• Assignment
Repeat each line of the data exactly as written.

* * *

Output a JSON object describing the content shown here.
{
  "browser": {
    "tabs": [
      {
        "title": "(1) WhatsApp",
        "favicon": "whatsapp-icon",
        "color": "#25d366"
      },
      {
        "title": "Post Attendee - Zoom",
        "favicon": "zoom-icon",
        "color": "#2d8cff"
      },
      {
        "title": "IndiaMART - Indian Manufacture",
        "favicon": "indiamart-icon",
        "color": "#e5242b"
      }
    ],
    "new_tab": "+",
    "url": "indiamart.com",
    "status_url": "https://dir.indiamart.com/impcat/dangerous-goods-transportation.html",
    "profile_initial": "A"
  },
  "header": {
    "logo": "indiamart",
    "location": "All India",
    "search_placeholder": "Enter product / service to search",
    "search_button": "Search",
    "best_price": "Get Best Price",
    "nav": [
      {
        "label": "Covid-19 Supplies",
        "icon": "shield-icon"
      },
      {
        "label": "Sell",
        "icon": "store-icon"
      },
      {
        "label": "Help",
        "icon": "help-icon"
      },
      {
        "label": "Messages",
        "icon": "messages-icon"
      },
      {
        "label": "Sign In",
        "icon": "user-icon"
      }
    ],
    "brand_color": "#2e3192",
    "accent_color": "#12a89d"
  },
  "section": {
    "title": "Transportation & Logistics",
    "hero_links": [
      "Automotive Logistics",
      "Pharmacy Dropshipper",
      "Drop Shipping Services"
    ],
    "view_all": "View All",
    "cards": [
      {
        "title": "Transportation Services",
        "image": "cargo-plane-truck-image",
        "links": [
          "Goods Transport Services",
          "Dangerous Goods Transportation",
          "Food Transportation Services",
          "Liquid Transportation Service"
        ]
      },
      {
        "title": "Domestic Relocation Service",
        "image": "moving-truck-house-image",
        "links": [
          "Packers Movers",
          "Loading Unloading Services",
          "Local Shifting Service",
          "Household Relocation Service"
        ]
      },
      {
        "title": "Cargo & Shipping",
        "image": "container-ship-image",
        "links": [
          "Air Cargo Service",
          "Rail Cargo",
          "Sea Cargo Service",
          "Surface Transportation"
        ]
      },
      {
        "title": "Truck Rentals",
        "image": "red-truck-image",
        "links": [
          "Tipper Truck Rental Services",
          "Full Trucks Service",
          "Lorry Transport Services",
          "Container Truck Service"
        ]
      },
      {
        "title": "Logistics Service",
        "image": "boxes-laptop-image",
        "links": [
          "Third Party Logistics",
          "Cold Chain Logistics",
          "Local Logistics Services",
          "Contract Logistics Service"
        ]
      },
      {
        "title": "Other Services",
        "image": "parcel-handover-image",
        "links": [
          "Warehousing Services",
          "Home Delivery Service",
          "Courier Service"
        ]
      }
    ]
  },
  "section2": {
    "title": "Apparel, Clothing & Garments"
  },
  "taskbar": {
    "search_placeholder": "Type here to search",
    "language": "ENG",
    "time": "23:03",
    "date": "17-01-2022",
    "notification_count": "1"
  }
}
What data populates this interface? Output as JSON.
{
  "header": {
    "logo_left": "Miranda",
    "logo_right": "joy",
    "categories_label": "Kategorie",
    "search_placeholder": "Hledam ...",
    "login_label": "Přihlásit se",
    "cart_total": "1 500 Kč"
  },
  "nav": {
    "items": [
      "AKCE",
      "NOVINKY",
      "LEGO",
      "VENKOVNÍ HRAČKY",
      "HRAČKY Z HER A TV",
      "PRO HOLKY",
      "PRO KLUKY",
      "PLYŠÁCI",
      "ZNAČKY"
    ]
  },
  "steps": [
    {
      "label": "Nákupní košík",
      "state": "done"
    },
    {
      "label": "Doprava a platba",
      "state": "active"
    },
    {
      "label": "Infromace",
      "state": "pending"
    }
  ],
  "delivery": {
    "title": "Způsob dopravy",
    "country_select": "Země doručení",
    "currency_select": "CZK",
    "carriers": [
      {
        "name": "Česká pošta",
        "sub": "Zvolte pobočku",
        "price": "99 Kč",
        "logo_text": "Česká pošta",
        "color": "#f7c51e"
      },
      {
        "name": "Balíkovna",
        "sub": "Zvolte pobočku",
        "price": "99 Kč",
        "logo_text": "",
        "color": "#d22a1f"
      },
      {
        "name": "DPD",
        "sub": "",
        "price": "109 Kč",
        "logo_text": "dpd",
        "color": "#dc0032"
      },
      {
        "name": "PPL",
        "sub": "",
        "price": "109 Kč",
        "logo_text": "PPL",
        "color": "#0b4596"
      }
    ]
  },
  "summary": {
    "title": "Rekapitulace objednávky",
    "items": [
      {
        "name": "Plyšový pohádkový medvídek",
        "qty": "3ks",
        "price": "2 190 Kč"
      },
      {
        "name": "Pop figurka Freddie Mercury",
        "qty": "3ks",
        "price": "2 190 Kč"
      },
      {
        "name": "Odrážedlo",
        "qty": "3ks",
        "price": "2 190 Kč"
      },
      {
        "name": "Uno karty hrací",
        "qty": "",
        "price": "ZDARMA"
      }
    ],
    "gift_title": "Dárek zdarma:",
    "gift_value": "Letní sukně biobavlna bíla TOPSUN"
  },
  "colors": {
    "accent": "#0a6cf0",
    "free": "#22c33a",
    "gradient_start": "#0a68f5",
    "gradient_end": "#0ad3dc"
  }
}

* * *

• Answer box
Output a JSON object describing the content shown here.
{
  "browser": {
    "tabs": [
      {
        "title": "(1) WhatsApp",
        "favicon": "whatsapp-icon",
        "color": "#25d366"
      },
      {
        "title": "Post Attendee - Zoom",
        "favicon": "zoom-icon",
        "color": "#2d8cff"
      },
      {
        "title": "IndiaMART - Indian Manufacture",
        "favicon": "indiamart-icon",
        "color": "#e5242b"
      }
    ],
    "new_tab": "+",
    "url": "indiamart.com",
    "status_url": "https://dir.indiamart.com/impcat/dangerous-goods-transportation.html",
    "profile_initial": "A"
  },
  "header": {
    "logo": "indiamart",
    "location": "All India",
    "search_placeholder": "Enter product / service to search",
    "search_button": "Search",
    "best_price": "Get Best Price",
    "nav": [
      {
        "label": "Covid-19 Supplies",
        "icon": "shield-icon"
      },
      {
        "label": "Sell",
        "icon": "store-icon"
      },
      {
        "label": "Help",
        "icon": "help-icon"
      },
      {
        "label": "Messages",
        "icon": "messages-icon"
      },
      {
        "label": "Sign In",
        "icon": "user-icon"
      }
    ],
    "brand_color": "#2e3192",
    "accent_color": "#12a89d"
  },
  "section": {
    "title": "Transportation & Logistics",
    "hero_links": [
      "Automotive Logistics",
      "Pharmacy Dropshipper",
      "Drop Shipping Services"
    ],
    "view_all": "View All",
    "cards": [
      {
        "title": "Transportation Services",
        "image": "cargo-plane-truck-image",
        "links": [
          "Goods Transport Services",
          "Dangerous Goods Transportation",
          "Food Transportation Services",
          "Liquid Transportation Service"
        ]
      },
      {
        "title": "Domestic Relocation Service",
        "image": "moving-truck-house-image",
        "links": [
          "Packers Movers",
          "Loading Unloading Services",
          "Local Shifting Service",
          "Household Relocation Service"
        ]
      },
      {
        "title": "Cargo & Shipping",
        "image": "container-ship-image",
        "links": [
          "Air Cargo Service",
          "Rail Cargo",
          "Sea Cargo Service",
          "Surface Transportation"
        ]
      },
      {
        "title": "Truck Rentals",
        "image": "red-truck-image",
        "links": [
          "Tipper Truck Rental Services",
          "Full Trucks Service",
          "Lorry Transport Services",
          "Container Truck Service"
        ]
      },
      {
        "title": "Logistics Service",
        "image": "boxes-laptop-image",
        "links": [
          "Third Party Logistics",
          "Cold Chain Logistics",
          "Local Logistics Services",
          "Contract Logistics Service"
        ]
      },
      {
        "title": "Other Services",
        "image": "parcel-handover-image",
        "links": [
          "Warehousing Services",
          "Home Delivery Service",
          "Courier Service"
        ]
      }
    ]
  },
  "section2": {
    "title": "Apparel, Clothing & Garments"
  },
  "taskbar": {
    "search_placeholder": "Type here to search",
    "language": "ENG",
    "time": "23:03",
    "date": "17-01-2022",
    "notification_count": "1"
  }
}
What data populates this interface? Output as JSON.
{
  "header": {
    "logo_left": "Miranda",
    "logo_right": "joy",
    "categories_label": "Kategorie",
    "search_placeholder": "Hledam ...",
    "login_label": "Přihlásit se",
    "cart_total": "1 500 Kč"
  },
  "nav": {
    "items": [
      "AKCE",
      "NOVINKY",
      "LEGO",
      "VENKOVNÍ HRAČKY",
      "HRAČKY Z HER A TV",
      "PRO HOLKY",
      "PRO KLUKY",
      "PLYŠÁCI",
      "ZNAČKY"
    ]
  },
  "steps": [
    {
      "label": "Nákupní košík",
      "state": "done"
    },
    {
      "label": "Doprava a platba",
      "state": "active"
    },
    {
      "label": "Infromace",
      "state": "pending"
    }
  ],
  "delivery": {
    "title": "Způsob dopravy",
    "country_select": "Země doručení",
    "currency_select": "CZK",
    "carriers": [
      {
        "name": "Česká pošta",
        "sub": "Zvolte pobočku",
        "price": "99 Kč",
        "logo_text": "Česká pošta",
        "color": "#f7c51e"
      },
      {
        "name": "Balíkovna",
        "sub": "Zvolte pobočku",
        "price": "99 Kč",
        "logo_text": "",
        "color": "#d22a1f"
      },
      {
        "name": "DPD",
        "sub": "",
        "price": "109 Kč",
        "logo_text": "dpd",
        "color": "#dc0032"
      },
      {
        "name": "PPL",
        "sub": "",
        "price": "109 Kč",
        "logo_text": "PPL",
        "color": "#0b4596"
      }
    ]
  },
  "summary": {
    "title": "Rekapitulace objednávky",
    "items": [
      {
        "name": "Plyšový pohádkový medvídek",
        "qty": "3ks",
        "price": "2 190 Kč"
      },
      {
        "name": "Pop figurka Freddie Mercury",
        "qty": "3ks",
        "price": "2 190 Kč"
      },
      {
        "name": "Odrážedlo",
        "qty": "3ks",
        "price": "2 190 Kč"
      },
      {
        "name": "Uno karty hrací",
        "qty": "",
        "price": "ZDARMA"
      }
    ],
    "gift_title": "Dárek zdarma:",
    "gift_value": "Letní sukně biobavlna bíla TOPSUN"
  },
  "colors": {
    "accent": "#0a6cf0",
    "free": "#22c33a",
    "gradient_start": "#0a68f5",
    "gradient_end": "#0ad3dc"
  }
}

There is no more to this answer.